In other words, if your business can’t pay, then you don’t have to pay either.

First, the bad news about getting business credit without a personal guarantee:

If your business is brand new, just incorporated, it’s unlikely you’ll get business credit without a personal guarantee.

Banks and other lenders don’t really care how successful you’ve been in the past with other businesses. Remember, incorporating a C-corporation or forming an LLC creates a completely new and distinct entity from yourself.

Your good personal credit won’t get your company business credit because – if you get true business credit – then your credit isn’t on the line! Since you aren’t personally liable for business debts, why would a bank take into account your good personal payment history?

It wouldn’t.

So, with a new business, it’s almost certain that a bank or other lender will want a personal guarantee.

In my practice, I’ve seen multi-millionaire real estate developers have to personally guarantee loans to new LLCs that are holding their latest real estate project. This is despite the developers having worked with the bank for years and having a track record of success.

The bank’s reasoning actually makes sense.

Imagine that you’re the loan officer approving that loan to a new LLC owned by long-standing customer. Unknown to you, your successful, long-standing customer has landed on some hard times. Gambling problems, drug or alcohol addiction, impending divorce, whatever.

So this “successful” person gets desperate and decides to commit bank fraud. He forms a new LLC to develop a new commercial property. He comes to you for a loan for his LLC, but doesn’t want to sign a personal guarantee, based on his long history with the bank.

You – stupidly, and against policy – grant a loan to this brand new LLC without a personal guarantee from the developer.

He loots the company, the development is never built, and the bank is stuck holding a worthless loan against a shell company.
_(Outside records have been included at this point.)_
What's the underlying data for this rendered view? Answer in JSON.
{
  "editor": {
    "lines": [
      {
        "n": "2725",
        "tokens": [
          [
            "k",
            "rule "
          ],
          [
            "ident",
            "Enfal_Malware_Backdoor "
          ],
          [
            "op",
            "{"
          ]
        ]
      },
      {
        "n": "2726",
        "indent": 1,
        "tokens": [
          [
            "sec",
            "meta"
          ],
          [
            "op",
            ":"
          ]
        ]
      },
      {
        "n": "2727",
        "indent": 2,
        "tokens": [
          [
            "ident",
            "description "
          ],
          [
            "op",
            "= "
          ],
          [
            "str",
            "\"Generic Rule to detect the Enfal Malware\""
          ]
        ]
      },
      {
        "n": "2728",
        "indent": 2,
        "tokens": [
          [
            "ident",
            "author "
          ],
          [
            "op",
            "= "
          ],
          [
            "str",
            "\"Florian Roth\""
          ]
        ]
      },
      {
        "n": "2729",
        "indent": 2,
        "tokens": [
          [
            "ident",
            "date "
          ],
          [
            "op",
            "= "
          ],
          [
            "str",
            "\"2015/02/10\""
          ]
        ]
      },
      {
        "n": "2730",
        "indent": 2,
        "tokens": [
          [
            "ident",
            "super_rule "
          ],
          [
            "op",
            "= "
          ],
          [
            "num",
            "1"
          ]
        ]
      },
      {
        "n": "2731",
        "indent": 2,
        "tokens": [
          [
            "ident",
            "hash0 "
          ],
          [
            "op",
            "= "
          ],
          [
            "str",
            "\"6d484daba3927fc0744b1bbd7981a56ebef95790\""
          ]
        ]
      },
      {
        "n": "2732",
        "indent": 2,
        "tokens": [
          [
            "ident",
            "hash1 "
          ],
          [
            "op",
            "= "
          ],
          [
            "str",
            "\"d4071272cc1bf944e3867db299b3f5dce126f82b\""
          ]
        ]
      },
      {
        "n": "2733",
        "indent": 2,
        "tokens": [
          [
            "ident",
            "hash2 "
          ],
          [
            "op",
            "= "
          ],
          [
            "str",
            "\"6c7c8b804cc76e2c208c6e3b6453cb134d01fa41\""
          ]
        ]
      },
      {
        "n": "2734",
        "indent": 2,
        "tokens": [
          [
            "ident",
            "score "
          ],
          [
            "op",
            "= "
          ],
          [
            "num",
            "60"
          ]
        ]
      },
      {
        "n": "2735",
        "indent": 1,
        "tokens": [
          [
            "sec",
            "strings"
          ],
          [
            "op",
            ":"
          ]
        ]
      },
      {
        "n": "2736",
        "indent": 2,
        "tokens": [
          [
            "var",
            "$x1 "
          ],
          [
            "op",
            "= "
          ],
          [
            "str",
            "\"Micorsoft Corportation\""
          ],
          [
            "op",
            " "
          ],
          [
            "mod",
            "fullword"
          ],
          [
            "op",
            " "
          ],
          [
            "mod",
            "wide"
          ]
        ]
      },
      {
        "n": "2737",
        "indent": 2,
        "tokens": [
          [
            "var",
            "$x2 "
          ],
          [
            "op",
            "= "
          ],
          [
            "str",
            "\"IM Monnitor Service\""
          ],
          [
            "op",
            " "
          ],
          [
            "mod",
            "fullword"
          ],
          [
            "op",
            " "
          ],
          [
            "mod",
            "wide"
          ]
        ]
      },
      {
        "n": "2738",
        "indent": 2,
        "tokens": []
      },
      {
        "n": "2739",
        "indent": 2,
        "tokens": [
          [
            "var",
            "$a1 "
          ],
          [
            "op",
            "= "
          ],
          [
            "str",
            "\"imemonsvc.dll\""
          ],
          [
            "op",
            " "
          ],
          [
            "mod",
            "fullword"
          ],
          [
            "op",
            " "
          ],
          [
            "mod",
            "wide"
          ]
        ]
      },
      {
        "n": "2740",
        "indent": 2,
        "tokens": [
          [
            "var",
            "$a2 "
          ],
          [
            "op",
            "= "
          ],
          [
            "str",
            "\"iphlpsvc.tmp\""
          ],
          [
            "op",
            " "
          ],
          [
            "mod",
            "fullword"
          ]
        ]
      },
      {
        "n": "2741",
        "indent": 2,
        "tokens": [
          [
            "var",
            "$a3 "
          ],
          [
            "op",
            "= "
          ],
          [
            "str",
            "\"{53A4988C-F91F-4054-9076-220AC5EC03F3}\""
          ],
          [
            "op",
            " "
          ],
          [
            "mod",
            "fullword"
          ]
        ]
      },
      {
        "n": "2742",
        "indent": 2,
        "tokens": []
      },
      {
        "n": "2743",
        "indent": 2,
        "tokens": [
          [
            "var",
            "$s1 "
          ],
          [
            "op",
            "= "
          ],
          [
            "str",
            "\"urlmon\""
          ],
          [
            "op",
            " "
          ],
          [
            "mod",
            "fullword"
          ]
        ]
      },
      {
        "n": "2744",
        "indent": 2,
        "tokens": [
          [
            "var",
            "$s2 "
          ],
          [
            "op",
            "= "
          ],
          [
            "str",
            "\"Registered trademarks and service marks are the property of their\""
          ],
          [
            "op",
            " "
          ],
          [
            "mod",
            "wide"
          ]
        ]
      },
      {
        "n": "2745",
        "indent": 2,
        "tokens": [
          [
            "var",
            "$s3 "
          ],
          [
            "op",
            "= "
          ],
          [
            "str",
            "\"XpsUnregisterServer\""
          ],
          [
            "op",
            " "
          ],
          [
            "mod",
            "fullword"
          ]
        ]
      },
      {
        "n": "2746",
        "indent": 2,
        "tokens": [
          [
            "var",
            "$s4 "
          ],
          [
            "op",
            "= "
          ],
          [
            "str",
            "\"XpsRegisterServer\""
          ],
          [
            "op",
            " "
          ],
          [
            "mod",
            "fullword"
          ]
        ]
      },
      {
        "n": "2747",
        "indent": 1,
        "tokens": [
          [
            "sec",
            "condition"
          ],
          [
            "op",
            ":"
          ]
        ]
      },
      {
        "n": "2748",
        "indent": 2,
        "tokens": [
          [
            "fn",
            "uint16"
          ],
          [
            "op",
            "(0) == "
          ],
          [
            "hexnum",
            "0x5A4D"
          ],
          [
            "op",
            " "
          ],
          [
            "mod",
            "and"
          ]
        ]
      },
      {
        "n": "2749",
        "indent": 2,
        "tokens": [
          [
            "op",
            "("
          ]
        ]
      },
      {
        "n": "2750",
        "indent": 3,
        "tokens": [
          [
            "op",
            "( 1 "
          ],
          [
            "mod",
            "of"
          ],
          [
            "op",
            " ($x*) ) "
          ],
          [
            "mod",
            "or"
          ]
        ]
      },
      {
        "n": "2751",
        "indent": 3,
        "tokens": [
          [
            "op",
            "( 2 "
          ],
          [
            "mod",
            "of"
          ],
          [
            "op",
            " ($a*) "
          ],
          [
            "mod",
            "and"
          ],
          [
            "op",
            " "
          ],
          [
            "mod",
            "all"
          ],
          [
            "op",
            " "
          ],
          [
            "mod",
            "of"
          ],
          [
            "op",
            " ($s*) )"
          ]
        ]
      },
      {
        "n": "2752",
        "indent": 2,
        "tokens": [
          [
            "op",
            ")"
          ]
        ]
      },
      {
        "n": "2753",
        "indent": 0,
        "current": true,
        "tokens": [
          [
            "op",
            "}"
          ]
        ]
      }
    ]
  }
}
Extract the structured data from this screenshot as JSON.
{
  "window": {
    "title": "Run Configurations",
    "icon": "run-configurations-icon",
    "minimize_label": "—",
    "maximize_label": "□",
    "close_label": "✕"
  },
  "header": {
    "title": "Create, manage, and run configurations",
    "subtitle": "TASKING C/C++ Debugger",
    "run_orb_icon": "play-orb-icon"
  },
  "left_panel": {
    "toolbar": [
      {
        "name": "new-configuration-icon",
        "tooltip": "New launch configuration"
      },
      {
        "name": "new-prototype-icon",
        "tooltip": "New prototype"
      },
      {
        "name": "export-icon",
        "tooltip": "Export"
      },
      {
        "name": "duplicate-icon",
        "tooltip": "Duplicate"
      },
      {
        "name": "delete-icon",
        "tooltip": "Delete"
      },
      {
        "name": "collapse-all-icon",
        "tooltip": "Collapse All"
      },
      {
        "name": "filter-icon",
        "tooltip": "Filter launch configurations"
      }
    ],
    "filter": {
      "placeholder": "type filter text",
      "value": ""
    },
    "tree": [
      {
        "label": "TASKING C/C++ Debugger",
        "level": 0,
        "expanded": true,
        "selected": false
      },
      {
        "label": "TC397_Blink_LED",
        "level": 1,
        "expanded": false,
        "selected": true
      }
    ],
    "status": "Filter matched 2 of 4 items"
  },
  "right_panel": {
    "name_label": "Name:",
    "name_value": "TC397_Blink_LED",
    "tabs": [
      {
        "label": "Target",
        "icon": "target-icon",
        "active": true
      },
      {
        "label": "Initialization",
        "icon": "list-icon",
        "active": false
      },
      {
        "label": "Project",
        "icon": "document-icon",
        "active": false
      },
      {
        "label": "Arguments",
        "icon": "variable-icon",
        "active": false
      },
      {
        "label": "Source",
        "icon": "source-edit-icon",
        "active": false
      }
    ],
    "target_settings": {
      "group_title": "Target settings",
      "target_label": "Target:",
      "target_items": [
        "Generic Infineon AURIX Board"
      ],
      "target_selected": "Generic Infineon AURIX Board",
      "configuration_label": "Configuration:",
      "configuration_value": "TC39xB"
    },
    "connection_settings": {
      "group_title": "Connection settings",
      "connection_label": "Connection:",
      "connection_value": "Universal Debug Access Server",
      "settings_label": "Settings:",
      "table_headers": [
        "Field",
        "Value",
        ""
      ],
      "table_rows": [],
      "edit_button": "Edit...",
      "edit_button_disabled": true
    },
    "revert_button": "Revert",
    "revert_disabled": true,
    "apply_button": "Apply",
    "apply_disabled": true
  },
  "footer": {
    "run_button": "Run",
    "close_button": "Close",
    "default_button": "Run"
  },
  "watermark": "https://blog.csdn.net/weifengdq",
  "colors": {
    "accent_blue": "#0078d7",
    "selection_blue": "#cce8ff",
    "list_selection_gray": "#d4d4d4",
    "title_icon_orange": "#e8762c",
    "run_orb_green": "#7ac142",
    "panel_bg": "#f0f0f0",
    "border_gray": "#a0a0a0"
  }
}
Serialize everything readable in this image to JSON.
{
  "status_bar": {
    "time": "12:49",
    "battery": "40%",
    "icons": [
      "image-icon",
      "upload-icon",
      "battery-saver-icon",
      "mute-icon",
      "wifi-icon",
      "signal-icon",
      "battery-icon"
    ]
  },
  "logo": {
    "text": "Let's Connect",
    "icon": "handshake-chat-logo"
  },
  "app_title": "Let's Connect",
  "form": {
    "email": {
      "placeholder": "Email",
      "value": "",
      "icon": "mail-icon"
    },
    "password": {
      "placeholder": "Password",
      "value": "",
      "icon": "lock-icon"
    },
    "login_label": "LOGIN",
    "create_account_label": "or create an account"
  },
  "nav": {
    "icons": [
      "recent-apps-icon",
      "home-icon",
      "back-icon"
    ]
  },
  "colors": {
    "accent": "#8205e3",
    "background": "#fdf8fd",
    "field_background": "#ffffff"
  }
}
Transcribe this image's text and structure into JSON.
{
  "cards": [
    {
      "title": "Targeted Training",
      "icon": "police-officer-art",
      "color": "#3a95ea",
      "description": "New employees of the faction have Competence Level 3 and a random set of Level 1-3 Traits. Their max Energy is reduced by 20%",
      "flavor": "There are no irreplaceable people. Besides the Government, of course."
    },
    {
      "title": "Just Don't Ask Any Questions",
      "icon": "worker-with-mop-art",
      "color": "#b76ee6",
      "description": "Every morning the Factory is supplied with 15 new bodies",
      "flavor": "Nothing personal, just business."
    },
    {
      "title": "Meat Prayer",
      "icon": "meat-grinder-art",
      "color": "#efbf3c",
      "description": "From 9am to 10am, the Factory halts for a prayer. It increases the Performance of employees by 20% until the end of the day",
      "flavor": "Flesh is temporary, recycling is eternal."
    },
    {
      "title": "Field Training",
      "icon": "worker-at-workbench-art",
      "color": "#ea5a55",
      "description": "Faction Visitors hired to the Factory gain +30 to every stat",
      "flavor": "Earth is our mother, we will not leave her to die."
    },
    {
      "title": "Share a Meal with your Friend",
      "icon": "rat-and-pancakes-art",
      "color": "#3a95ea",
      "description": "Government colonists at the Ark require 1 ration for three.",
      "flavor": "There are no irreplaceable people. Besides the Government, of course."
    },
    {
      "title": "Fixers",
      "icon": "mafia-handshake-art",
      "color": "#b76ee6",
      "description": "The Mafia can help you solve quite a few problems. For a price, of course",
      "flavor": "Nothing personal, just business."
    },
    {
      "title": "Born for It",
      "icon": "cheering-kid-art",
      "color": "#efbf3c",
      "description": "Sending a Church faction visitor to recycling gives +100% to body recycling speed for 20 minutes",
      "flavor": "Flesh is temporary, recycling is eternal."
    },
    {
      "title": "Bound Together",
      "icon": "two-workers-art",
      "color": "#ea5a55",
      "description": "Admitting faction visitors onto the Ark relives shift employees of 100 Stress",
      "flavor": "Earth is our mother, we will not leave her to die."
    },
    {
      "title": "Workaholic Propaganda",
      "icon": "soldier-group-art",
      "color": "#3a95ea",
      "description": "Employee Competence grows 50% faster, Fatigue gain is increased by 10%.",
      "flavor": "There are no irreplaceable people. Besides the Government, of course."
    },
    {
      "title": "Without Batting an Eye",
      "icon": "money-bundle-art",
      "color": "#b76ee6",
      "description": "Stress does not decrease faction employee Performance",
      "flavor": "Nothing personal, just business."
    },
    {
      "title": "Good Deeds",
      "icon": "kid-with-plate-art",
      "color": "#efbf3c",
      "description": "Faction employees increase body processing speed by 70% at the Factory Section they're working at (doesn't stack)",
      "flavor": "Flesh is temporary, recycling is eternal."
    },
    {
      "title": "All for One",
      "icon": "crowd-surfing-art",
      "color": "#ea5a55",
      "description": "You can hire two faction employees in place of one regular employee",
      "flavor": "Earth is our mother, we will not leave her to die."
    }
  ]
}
You are now working at Mickey D’s, as no bank would hire you to clean their parking lot after that disaster.

One source of business credit without a personal guarantee

You most likely source of business credit for a newly formed LLC, without a personal guarantee, is your suppliers.

Suppliers are often eager to establish new customers and are willing, if they get a good feeling from you, to extend you 30, 60, 90 or even longer to pay your bills.

Take advantage of supplier discounts and extensions of credit. A supplier is much easier to deal with than a bank, and their cooperation can help you through early growth periods where your earnings might outstrip your cash.

If you are in an industry where you get paid immediately, and you can pay your suppliers in 30, 60, 90+ days, then you are really in a good position because you can essentially grow your business on your suppliers’ credit.

Your suppliers can help establish your business credit

Not only are your suppliers a good source of business credit early on, they will also help you establish credit for your business.

If you have signed up for a Dun and Bradstreet account and number, many of your suppliers will report your timely payment history to them.

For those unfamiliar with Dun and Bradstreet (also called D&B), they are one of the largest keepers of business credit history. The same way Trans Union and Experian track your personal credit history, D&B tracks the credit history of businesses.

When your business applies at a bank for business credit, the bank will run your D&B credit history, and particularly pay attention to your Paydex score.

Your Paydex score, among your other D&B scores, is heavily influenced by your suppliers’ reporting of your payment history.

Do you pay on time?

Do you pay in full?

Have you forced suppliers to file lawsuits against you in order to collect?

All of these questions, and more, are answered in your D&B credit score. And most of that data comes from suppliers who deal with your business.

Bottom Line: Your suppliers can help you build business credit Return to Business Credit page.